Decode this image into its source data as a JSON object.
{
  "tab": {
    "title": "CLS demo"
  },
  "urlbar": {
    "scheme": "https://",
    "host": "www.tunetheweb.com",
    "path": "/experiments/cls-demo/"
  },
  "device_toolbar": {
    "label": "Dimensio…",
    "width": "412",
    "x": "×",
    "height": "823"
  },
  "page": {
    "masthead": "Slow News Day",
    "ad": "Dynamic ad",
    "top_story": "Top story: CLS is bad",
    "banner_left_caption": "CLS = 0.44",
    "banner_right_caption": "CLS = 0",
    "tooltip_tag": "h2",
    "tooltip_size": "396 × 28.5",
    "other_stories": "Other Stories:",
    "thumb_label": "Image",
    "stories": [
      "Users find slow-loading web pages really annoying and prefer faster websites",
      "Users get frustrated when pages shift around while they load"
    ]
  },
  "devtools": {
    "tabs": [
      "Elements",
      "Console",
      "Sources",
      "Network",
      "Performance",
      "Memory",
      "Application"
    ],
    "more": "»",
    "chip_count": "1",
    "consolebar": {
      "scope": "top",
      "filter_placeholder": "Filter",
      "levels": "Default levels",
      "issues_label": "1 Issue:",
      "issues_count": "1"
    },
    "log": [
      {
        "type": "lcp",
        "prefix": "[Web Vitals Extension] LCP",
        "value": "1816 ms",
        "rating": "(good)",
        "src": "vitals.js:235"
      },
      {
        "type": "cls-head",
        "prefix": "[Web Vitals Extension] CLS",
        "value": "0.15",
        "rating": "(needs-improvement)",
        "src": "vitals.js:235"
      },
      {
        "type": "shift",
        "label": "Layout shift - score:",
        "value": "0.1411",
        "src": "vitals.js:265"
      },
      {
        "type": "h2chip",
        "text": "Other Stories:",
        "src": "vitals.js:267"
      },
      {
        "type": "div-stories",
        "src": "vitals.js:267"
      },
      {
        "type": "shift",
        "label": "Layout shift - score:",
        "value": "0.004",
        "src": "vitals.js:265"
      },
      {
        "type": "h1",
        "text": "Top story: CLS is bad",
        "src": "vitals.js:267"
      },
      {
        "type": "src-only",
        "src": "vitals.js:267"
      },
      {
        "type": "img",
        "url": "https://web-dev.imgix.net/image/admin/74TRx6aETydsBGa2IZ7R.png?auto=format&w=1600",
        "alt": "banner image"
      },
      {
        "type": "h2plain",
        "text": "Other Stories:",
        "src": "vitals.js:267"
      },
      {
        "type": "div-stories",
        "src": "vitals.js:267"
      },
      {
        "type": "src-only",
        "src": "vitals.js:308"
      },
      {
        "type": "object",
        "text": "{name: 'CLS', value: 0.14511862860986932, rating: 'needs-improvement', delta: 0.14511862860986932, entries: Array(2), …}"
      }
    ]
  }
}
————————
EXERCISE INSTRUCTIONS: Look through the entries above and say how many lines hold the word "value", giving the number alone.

SOLUTION FOR THIS TASK: 5